The folks at RDTN have organized a Kickstarter project to fund the development and deployment of radiation detectors in Japan. The project uses an iPhone hacked to work with a variety of radiation detectors. The radiation units (shown here) will be sent into the field and used to collect data on radiation contamination in the Tsunami-ravaged country.
Since the detectors use an iPhone, they are easy for the average person with minimal technical knowledge to operate. Japanese residents who accept these counters are required to take readings eight to ten times a day and report their data back to RDTN’s website. The readings are compiled by RDTN and made accessible to non-profit organizations, governments and scientists. The first sensor was deployed on April 14 and is already reporting back information to RDTN. You can view these readings and additional future readings on RDTN’s twitter account (@RDTNprobes).

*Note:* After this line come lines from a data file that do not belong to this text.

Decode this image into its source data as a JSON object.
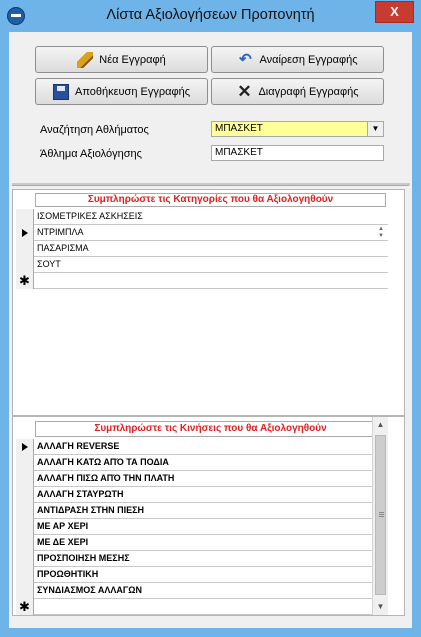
{
  "window": {
    "title": "Λίστα Αξιολογήσεων Προπονητή",
    "close_glyph": "X",
    "icon": "app-globe-icon"
  },
  "toolbar": {
    "new_record": "Νέα Εγγραφή",
    "undo_record": "Αναίρεση Εγγραφής",
    "save_record": "Αποθήκευση Εγγραφής",
    "delete_record": "Διαγραφή Εγγραφής",
    "icons": [
      "pencil-icon",
      "undo-icon",
      "save-disk-icon",
      "delete-x-icon"
    ]
  },
  "form": {
    "search_sport_label": "Αναζήτηση Αθλήματος",
    "search_sport_value": "ΜΠΑΣΚΕΤ",
    "sport_label": "Άθλημα Αξιολόγησης",
    "sport_value": "ΜΠΑΣΚΕΤ"
  },
  "categories": {
    "header": "Συμπληρώστε τις Κατηγορίες που θα Αξιολογηθούν",
    "rows": [
      "ΙΣΟΜΕΤΡΙΚΕΣ ΑΣΚΗΣΕΙΣ",
      "ΝΤΡΙΜΠΛΑ",
      "ΠΑΣΑΡΙΣΜΑ",
      "ΣΟΥΤ"
    ],
    "new_row_marker": "✱"
  },
  "movements": {
    "header": "Συμπληρώστε τις Κινήσεις που θα Αξιολογηθούν",
    "rows": [
      "ΑΛΛΑΓΗ REVERSE",
      "ΑΛΛΑΓΗ ΚΑΤΩ ΑΠΌ ΤΑ ΠΟΔΙΑ",
      "ΑΛΛΑΓΗ ΠΙΣΩ ΑΠΌ ΤΗΝ ΠΛΑΤΗ",
      "ΑΛΛΑΓΗ ΣΤΑΥΡΩΤΗ",
      "ΑΝΤΙΔΡΑΣΗ ΣΤΗΝ ΠΙΕΣΗ",
      "ΜΕ ΑΡ ΧΕΡΙ",
      "ΜΕ ΔΕ ΧΕΡΙ",
      "ΠΡΟΣΠΟΙΗΣΗ ΜΕΣΗΣ",
      "ΠΡΟΩΘΗΤΙΚΗ",
      "ΣΥΝΔΙΑΣΜΟΣ ΑΛΛΑΓΩΝ"
    ],
    "new_row_marker": "✱"
  },
  "colors": {
    "title_bar": "#6fb4e8",
    "close_button": "#c83b30",
    "combo_highlight": "#ffff99",
    "subform_header_text": "#e02020"
  }
}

The group’s Kickstarter project is seeking US$33,000 to initially deploy 100 devices in the field. The company’s long-term goal is to equip over 600 people in Japan with devices and create a network of radiation monitors in the country.